distribution of simulated pheromones at each node. In order to accelerate the convergence
rate of the congestion problem and the shortcut problem, the parameters are given with
different weight values to update the probability routing table. The ADRA system exhibits
many attractive features of distributed control.
Ant-based Energy Aware Disjoint Multipath Routing Algorithm (AEADMRA). Earlier
research has proposed several unipath routing protocols for MANETs. However, due to the
dynamic topology of these networks, the single path is easily broken leading to a new route
discovery process and an increase in both delay and control overhead. AEADMRA (Wu et
al., 2007) was proposed to alleviate these problems. This algorithm is based on swarm
intelligence and especially on the ant colony based meta-heuristic. AEADMRA has been
designed to enable path accumulation in route request/reply packets and discover multiple
energy aware routing paths with a low routing overhead.
ImProved Ant Colony Optimization algorithm for mobile ad hoc NETworks (PACONET).
PACONET is a reactive routing protocol (Osagie et al., 2008) which also uses two kinds of
agents: forward ant (FANT) and backward ant (BANT). The FANT explores the paths of the
network in a restricted broadcast manner in search of routes from a source to a destination.
The BANT establishes the path information acquired by the FANT. These agents create a
bias at each node for its neighbours by leaving a pheromone amount from its source.

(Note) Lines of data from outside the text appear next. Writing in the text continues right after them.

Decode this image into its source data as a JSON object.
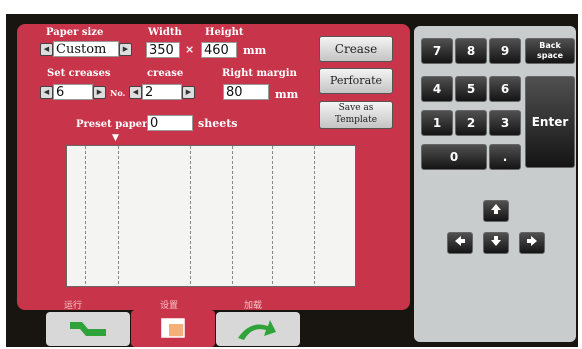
{
  "paper_size": {
    "label": "Paper size",
    "value": "Custom"
  },
  "width": {
    "label": "Width",
    "value": "350"
  },
  "height": {
    "label": "Height",
    "value": "460",
    "unit": "mm"
  },
  "times_symbol": "×",
  "set_creases": {
    "label": "Set creases",
    "value": "6",
    "no_label": "No."
  },
  "crease": {
    "label": "crease",
    "value": "2"
  },
  "right_margin": {
    "label": "Right margin",
    "value": "80",
    "unit": "mm"
  },
  "preset_paper": {
    "label": "Preset paper",
    "value": "0",
    "unit": "sheets"
  },
  "buttons": {
    "crease": "Crease",
    "perforate": "Perforate",
    "save_template_line1": "Save as",
    "save_template_line2": "Template"
  },
  "keypad": {
    "keys": [
      "7",
      "8",
      "9",
      "4",
      "5",
      "6",
      "1",
      "2",
      "3",
      "0",
      "."
    ],
    "backspace_line1": "Back",
    "backspace_line2": "space",
    "enter": "Enter"
  },
  "tabs": [
    {
      "label": "运行"
    },
    {
      "label": "设置"
    },
    {
      "label": "加载"
    }
  ],
  "colors": {
    "panel": "#c8344a",
    "keypad_panel": "#c9cccd",
    "key": "#1c1c1c"
  },
  "icons": {
    "up": "arrow-up",
    "down": "arrow-down",
    "left": "arrow-left",
    "right": "arrow-right"
  }
}
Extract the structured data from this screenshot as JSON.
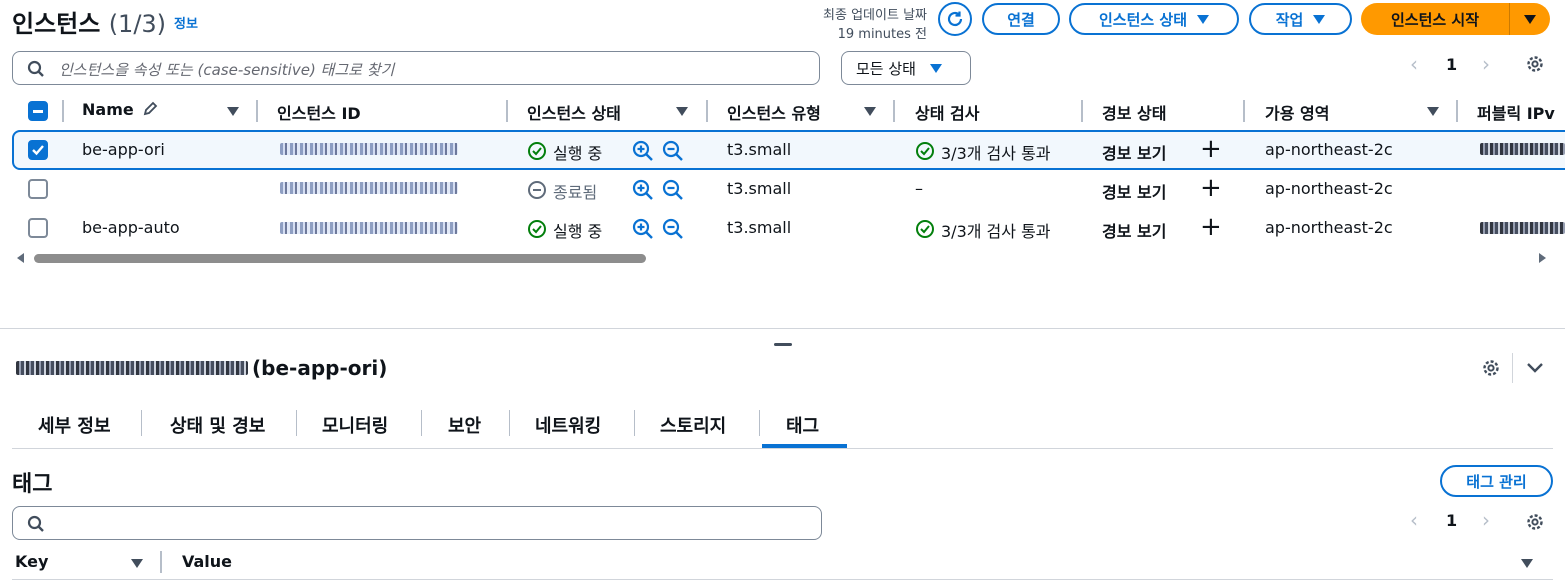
{
  "header": {
    "title": "인스턴스",
    "count": "(1/3)",
    "info_link": "정보",
    "last_updated_label": "최종 업데이트 날짜",
    "last_updated_value": "19 minutes 전",
    "connect_button": "연결",
    "instance_state_button": "인스턴스 상태",
    "actions_button": "작업",
    "start_instance_button": "인스턴스 시작"
  },
  "filter": {
    "search_placeholder": "인스턴스을 속성 또는 (case-sensitive) 태그로 찾기",
    "state_select": "모든 상태"
  },
  "pagination": {
    "page": "1"
  },
  "table": {
    "columns": [
      "Name",
      "인스턴스 ID",
      "인스턴스 상태",
      "인스턴스 유형",
      "상태 검사",
      "경보 상태",
      "가용 영역",
      "퍼블릭 IPv"
    ],
    "rows": [
      {
        "name": "be-app-ori",
        "state": "실행 중",
        "type": "t3.small",
        "check": "3/3개 검사 통과",
        "alarm": "경보 보기",
        "az": "ap-northeast-2c",
        "selected": true
      },
      {
        "name": "",
        "state": "종료됨",
        "type": "t3.small",
        "check": "–",
        "alarm": "경보 보기",
        "az": "ap-northeast-2c",
        "selected": false
      },
      {
        "name": "be-app-auto",
        "state": "실행 중",
        "type": "t3.small",
        "check": "3/3개 검사 통과",
        "alarm": "경보 보기",
        "az": "ap-northeast-2c",
        "selected": false
      }
    ]
  },
  "detail": {
    "title_suffix": "(be-app-ori)",
    "tabs": [
      "세부 정보",
      "상태 및 경보",
      "모니터링",
      "보안",
      "네트워킹",
      "스토리지",
      "태그"
    ],
    "active_tab": "태그",
    "section_title": "태그",
    "manage_tags_button": "태그 관리",
    "page": "1",
    "columns": [
      "Key",
      "Value"
    ]
  },
  "colors": {
    "accent": "#0972d3",
    "primary_button": "#ff9900",
    "success": "#037f0c",
    "selected_row": "#f2f8fd"
  },
  "icons": [
    "refresh-icon",
    "search-icon",
    "settings-icon",
    "edit-icon",
    "check-circle-icon",
    "minus-circle-icon",
    "zoom-in-icon",
    "zoom-out-icon",
    "plus-icon",
    "chevron-down-icon"
  ]
}
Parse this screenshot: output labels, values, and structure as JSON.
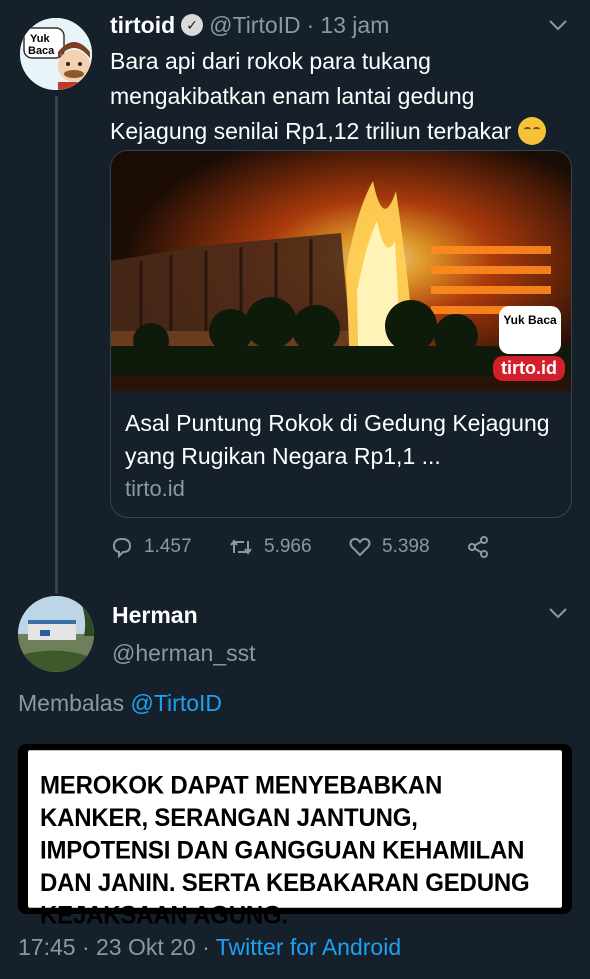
{
  "tweet": {
    "author_name": "tirtoid",
    "handle": "@TirtoID",
    "separator": "·",
    "time": "13 jam",
    "text": "Bara api dari rokok para tukang mengakibatkan enam lantai gedung Kejagung senilai Rp1,12 triliun terbakar",
    "avatar_text": "Yuk Baca",
    "card": {
      "title": "Asal Puntung Rokok di Gedung Kejagung yang Rugikan Negara Rp1,1 ...",
      "domain": "tirto.id",
      "badge_text": "Yuk Baca",
      "logo_text": "tirto.id"
    },
    "stats": {
      "replies": "1.457",
      "retweets": "5.966",
      "likes": "5.398"
    }
  },
  "reply": {
    "author_name": "Herman",
    "handle": "@herman_sst",
    "replying_prefix": "Membalas",
    "replying_to": "@TirtoID",
    "image_text": "MEROKOK DAPAT MENYEBABKAN KANKER, SERANGAN JANTUNG, IMPOTENSI DAN GANGGUAN KEHAMILAN DAN JANIN. SERTA KEBAKARAN GEDUNG KEJAKSAAN AGUNG.",
    "timestamp": "17:45 · 23 Okt 20 · ",
    "source": "Twitter for Android"
  },
  "colors": {
    "background": "#15202b",
    "secondary_text": "#8899a6",
    "link": "#1da1f2",
    "divider": "#38444d"
  },
  "icons": [
    "verified-icon",
    "chevron-down-icon",
    "reply-icon",
    "retweet-icon",
    "like-icon",
    "share-icon"
  ]
}
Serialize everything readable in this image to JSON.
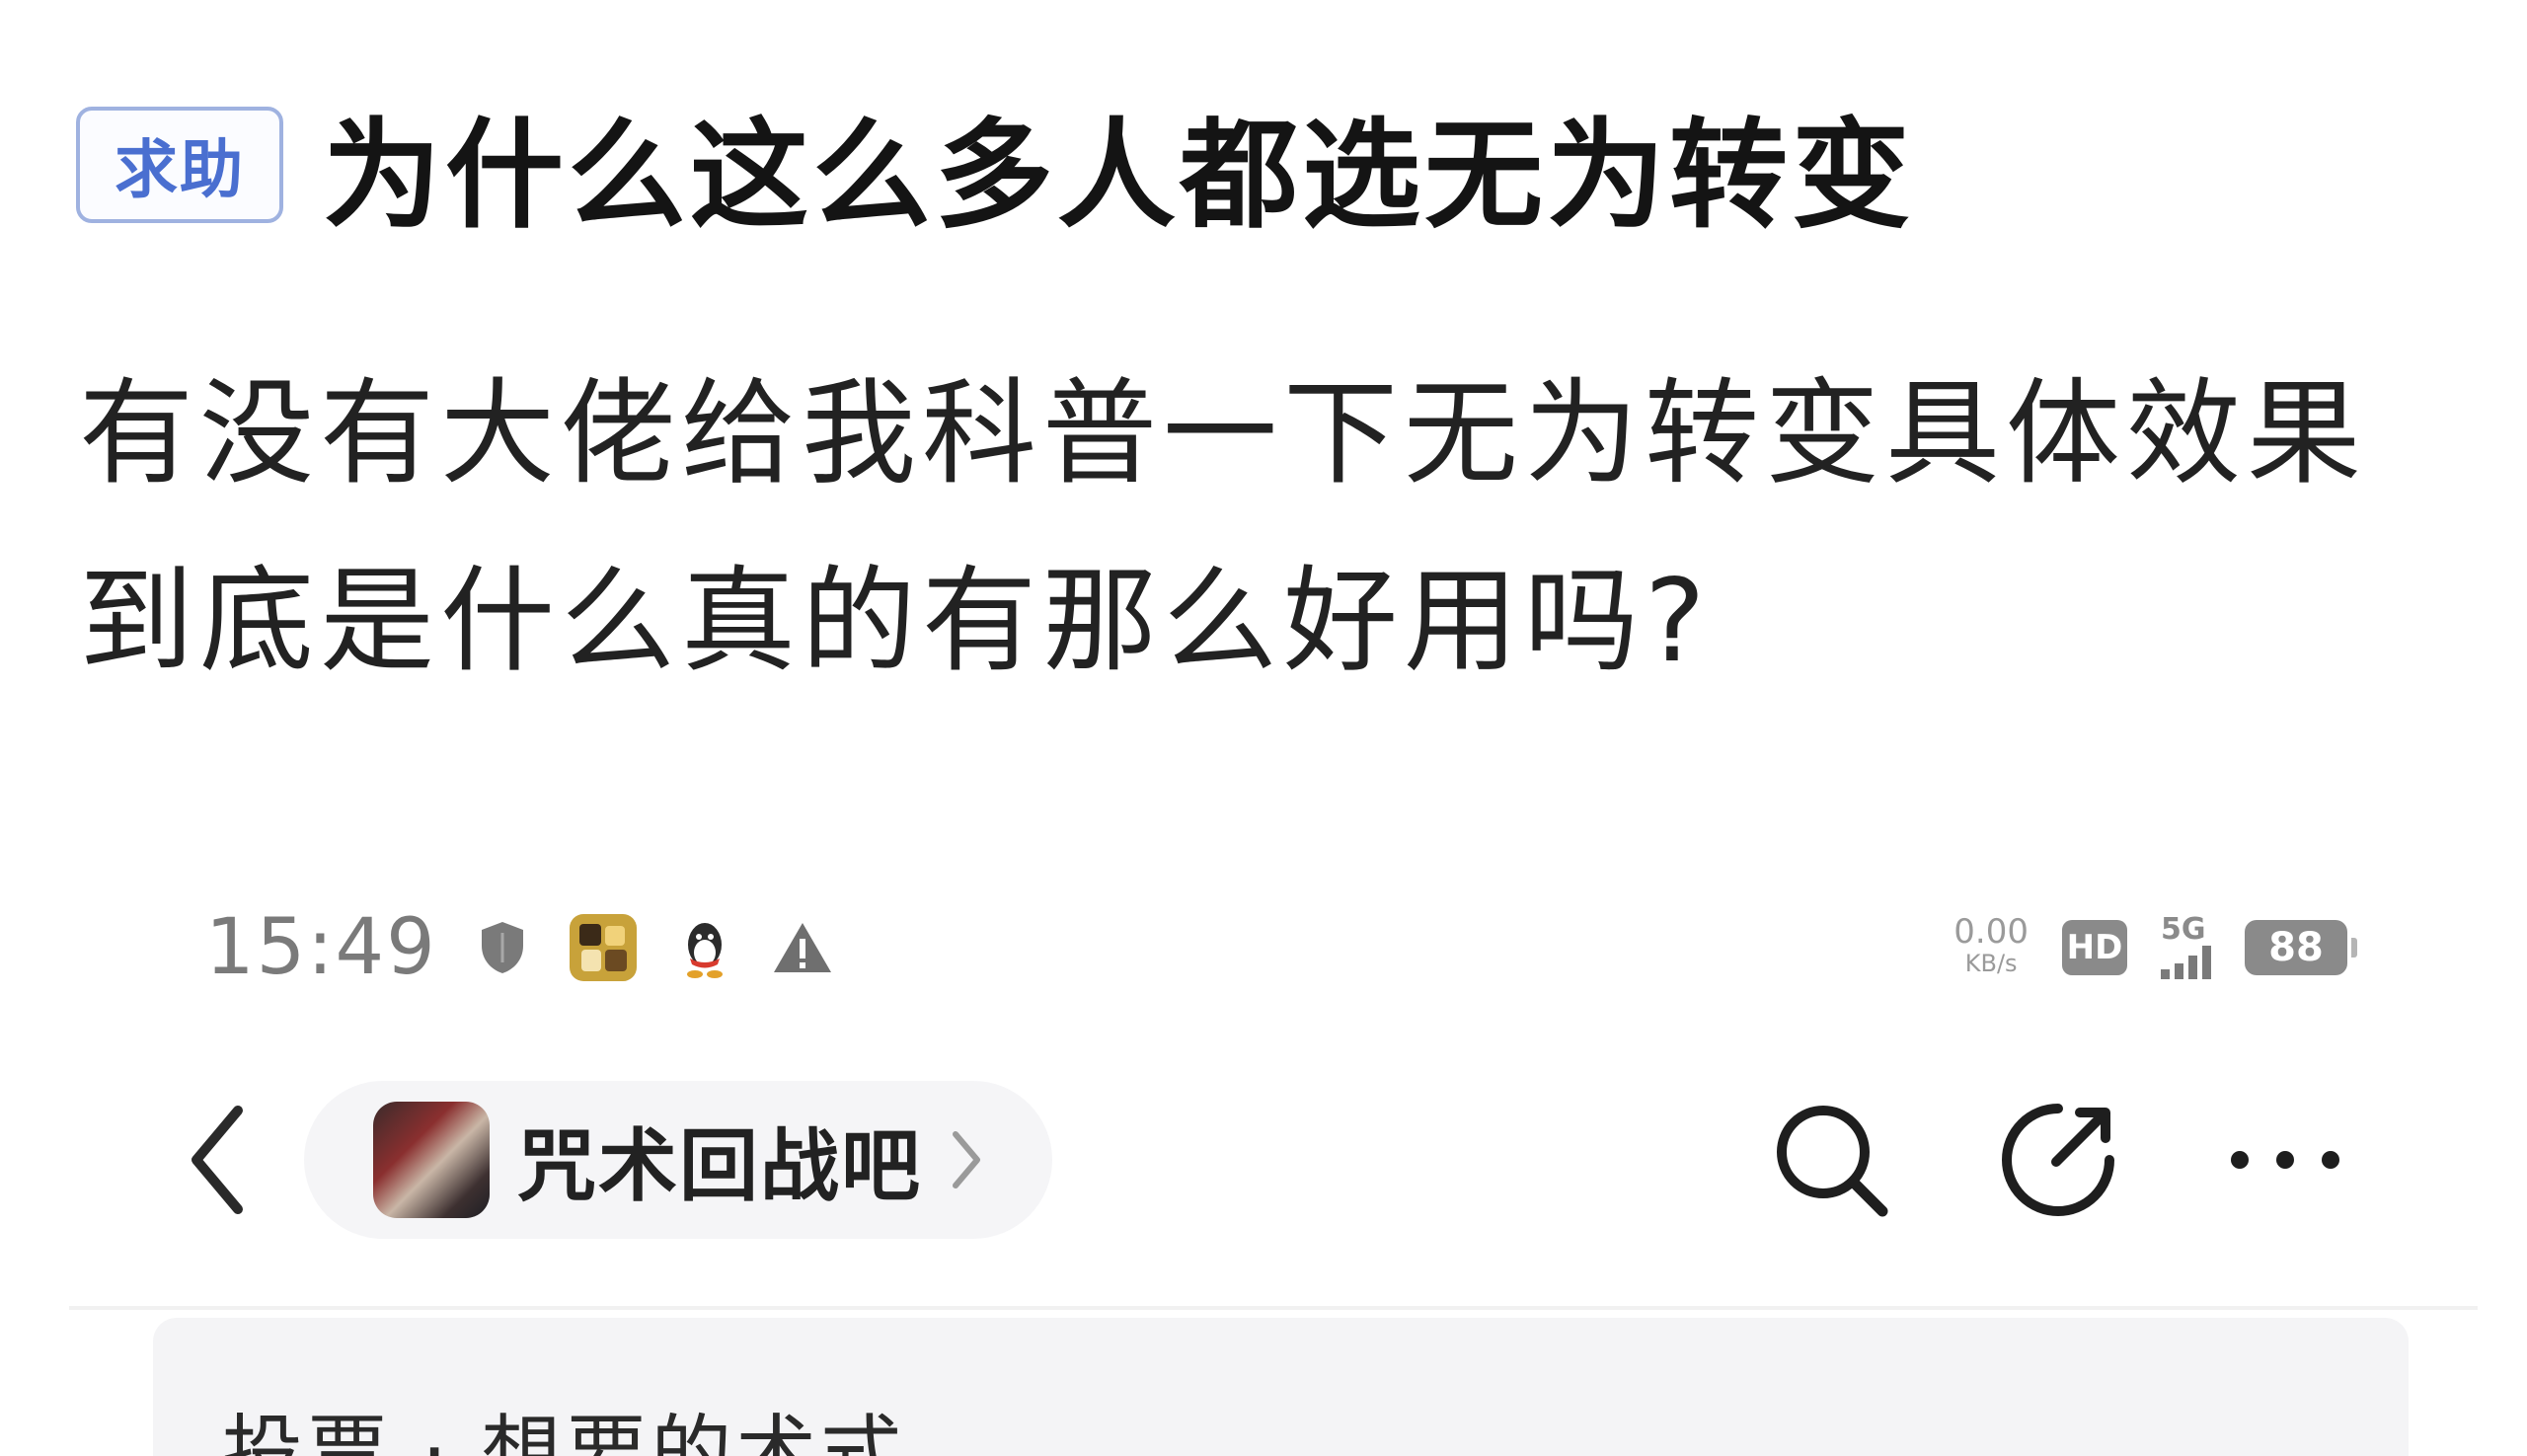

Data
packets are stochastically transmitted towards nodes with higher pheromone concentration
along the path to the destination. FANTs also travel towards nodes of higher concentration
but only if there is no unvisited neighbour node in the routing table. The rows of the routing
table represent the neighbours of a node and the columns represent all the nodes in the
network. Each pair (row, column) in the routing table has two values: a binary value
indicating if the node has been visited and the pheromone concentra